- _RECORDS PROVIDED_

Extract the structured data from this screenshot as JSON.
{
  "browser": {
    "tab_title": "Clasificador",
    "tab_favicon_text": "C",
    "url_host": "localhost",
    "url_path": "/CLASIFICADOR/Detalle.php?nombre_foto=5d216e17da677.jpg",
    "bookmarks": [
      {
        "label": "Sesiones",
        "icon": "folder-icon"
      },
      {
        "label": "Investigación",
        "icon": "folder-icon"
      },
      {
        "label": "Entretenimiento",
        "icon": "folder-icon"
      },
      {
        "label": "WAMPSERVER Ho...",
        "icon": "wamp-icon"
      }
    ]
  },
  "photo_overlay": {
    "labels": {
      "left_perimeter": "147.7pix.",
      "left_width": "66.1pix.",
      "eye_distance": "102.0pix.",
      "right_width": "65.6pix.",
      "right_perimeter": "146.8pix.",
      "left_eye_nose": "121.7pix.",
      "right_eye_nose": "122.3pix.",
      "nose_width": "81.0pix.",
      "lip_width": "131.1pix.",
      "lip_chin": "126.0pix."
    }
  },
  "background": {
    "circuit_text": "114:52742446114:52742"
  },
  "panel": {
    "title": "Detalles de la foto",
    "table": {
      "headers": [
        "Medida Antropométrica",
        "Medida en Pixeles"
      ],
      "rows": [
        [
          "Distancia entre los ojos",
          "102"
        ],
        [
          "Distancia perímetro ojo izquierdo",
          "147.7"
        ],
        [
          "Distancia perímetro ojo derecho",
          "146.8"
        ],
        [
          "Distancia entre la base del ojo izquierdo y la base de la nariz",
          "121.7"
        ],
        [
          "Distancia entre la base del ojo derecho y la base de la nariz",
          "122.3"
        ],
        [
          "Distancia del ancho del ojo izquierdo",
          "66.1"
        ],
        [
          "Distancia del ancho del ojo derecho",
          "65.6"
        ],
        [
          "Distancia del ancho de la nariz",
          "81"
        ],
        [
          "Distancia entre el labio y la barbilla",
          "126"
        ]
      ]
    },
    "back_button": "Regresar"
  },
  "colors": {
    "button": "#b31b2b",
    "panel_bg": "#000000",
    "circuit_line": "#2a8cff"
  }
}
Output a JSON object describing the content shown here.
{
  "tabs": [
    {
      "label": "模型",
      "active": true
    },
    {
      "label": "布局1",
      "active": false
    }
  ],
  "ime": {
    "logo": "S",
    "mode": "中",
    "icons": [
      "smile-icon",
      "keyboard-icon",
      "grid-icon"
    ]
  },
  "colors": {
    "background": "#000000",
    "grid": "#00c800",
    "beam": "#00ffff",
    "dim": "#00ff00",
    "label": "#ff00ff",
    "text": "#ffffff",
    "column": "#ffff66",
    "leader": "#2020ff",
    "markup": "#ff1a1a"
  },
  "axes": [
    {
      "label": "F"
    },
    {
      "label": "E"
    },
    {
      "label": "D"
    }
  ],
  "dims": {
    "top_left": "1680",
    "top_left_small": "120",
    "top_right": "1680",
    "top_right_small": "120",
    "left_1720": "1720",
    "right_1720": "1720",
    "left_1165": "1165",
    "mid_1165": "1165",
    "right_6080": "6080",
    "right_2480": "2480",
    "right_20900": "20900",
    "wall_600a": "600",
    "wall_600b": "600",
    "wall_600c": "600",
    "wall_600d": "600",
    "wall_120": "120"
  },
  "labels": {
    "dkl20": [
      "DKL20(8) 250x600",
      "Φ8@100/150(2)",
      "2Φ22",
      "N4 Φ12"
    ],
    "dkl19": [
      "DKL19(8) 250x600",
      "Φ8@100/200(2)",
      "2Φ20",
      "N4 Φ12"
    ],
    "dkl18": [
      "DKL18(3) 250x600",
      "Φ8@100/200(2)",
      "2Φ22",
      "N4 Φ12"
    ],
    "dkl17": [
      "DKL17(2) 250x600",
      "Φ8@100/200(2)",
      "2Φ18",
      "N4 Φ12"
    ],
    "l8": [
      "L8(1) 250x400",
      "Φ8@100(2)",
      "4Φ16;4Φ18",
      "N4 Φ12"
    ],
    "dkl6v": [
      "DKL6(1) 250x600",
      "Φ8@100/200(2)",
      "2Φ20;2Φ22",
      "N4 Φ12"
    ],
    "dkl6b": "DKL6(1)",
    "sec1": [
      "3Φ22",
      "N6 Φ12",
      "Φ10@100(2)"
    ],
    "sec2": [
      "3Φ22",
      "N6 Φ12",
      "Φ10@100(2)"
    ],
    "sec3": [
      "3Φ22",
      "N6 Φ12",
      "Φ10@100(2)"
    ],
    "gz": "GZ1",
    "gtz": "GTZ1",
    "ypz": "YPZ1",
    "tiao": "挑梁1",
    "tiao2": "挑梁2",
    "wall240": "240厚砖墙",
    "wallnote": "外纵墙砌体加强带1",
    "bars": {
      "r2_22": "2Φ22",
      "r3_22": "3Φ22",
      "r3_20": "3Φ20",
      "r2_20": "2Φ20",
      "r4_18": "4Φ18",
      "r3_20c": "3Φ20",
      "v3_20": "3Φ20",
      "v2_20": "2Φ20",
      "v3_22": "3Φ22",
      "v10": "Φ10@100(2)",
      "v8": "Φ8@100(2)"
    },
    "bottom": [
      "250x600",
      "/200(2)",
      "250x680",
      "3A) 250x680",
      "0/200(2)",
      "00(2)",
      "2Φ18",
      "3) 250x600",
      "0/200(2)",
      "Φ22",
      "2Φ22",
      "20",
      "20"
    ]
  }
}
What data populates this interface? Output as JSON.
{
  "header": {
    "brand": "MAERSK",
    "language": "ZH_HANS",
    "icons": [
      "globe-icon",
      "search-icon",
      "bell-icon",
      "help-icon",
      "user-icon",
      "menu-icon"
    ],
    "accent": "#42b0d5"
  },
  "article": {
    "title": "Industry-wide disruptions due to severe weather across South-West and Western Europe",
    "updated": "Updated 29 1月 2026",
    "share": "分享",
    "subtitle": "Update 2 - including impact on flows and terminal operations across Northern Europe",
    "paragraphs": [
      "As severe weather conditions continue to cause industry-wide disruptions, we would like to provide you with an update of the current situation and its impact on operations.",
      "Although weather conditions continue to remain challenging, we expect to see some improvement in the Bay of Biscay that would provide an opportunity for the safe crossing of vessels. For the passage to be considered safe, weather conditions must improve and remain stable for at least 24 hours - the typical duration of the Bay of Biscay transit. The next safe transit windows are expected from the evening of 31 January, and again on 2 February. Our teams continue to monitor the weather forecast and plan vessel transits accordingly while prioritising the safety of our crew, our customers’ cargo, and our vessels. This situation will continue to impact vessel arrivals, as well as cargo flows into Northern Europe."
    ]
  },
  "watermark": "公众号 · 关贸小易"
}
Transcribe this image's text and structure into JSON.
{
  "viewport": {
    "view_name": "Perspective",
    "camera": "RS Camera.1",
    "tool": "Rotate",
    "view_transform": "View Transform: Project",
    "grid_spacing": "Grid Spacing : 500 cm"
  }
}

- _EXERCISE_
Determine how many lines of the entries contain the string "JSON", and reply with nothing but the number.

- _TASK SOLUTION_
4